This touches on an interesting point that is of relevance to readers of this blog: which is that if a diagnosis is going to be made on the strength of data – either by a physician or a smart device – then the data itself needs to be accurate.
Current heartbeat monitors are “way off” in terms of accuracy
Writing for US publication c/net (link below), journalist Sharon Profis discovered that the current optical sensors aren’t delivering accurate results: “As I stood on a treadmill in his office with an EKG machine connected to my chest, Dr. Jon Zaroff said my heart rate was 146. But as I glanced down at my Basis Carbon Steel device, with my heart rate quickly dropping, it still said I was at 93. Even after repeat tests done in a doctor’s office, the finding wasn’t a fluke – the band was way off.”
Profis continues: “I put five leading smart devices with heart rate monitors to the test, measuring their accuracy with an EKG and the help of Dr. Zaroff, a cardiologist at Kaiser Permanente medical center in San Francisco. You can find my results below, but it seems the optical sensing technology used in many of today’s new, wrist-based mobile heart rate monitors is sometimes inaccurate. That’s in comparison to time-tested EKG machines (or the heart rate monitors that emulate them), which sense the electrical impulses that trigger your heartbeats.”
Which brings us neatly back to the beginning of this story. Frans De Buys reckons that NXP Software expertise could bring optical heartbeat monitor accuracy up to 95%.
“The problem with optical sensors”, De Buys explains, “is that they’re kind of OK when you are sitting down … but as soon as you start moving, there’s a whole lot of false data being generated. That’s caused by factors like movement of the arm (which is where wristbands go) and localized skin changes, movement of the sensor over the arm, and data artefacts from the device itself.”
“But,” De Buys continues, “our speech and sensing algorithms have a track record of doing two things which can improve accuracy. First, our audio expertise means we’re great at removing artefacts and substracting confusing data from the equation. Secondly, our sensing experience means we’re good at taking data from multiple sources and extrapolating something meaningful from it. In the case of an optical heart monitor, we can use data from the smartphone’s accelerometer to constantly predict relevant changes that need to be made to the heartbeat reading. So we can sense when the person is moving, or even use sound sensing to identify if the person is jogging, and extrapolate a more accurate heartbeat reading.
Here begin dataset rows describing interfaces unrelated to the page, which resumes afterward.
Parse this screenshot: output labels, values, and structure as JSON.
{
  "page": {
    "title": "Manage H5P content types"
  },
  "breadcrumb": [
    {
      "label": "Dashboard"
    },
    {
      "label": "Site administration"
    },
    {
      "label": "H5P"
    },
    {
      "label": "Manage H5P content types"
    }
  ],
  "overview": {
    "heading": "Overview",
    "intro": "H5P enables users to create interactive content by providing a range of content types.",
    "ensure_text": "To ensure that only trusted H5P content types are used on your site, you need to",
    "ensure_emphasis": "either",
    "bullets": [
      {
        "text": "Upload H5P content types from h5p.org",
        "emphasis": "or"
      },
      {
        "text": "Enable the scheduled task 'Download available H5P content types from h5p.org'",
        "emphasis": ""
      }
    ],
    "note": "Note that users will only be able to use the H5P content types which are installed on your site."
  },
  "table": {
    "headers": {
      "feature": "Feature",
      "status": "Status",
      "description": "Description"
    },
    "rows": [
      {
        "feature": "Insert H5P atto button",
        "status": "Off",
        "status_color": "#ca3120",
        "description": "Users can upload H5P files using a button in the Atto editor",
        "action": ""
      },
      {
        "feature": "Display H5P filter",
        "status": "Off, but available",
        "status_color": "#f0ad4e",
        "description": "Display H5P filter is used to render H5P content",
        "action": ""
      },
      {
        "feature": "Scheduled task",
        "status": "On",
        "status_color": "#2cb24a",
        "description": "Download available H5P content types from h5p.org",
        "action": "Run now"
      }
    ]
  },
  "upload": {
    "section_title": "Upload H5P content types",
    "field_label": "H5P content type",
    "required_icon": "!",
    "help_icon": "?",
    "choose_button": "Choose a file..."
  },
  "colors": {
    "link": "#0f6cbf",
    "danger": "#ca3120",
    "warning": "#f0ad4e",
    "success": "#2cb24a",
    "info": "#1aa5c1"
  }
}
Better data … and better integration.
“Of course,” De Buys explains, “providing more accurate data is exciting for health applications, but another strength we have at NXP Software is actually integrating those algorithms into the software stack of mobile devices. We’ve already integrated high-level algorithms into over 3 billion phones and wearables from the world’s leading device makers … plus we have technical teams in China, South Korea, India, USA and Europe to give our customers local support. So apart from giving the benefits of greater accuracy, we can also cut build costs and reduce the time to market for our customers.”
Looking to the future, De Buys says that once NXP Software has perfected optical heartbeat monitoring, the company will move on to optimizing the performance of SpO2 oxygen saturation and VO2 Max oxygen uptake features. “The end result will be better data, more meaningful health apps and more accurate diagnoses.”
US FDA : Mobile Medical Applications
The Guardian : 10 health apps to help you stay fitter and feel better.
c/net : Do wristband heart trackers actually work? A checkup.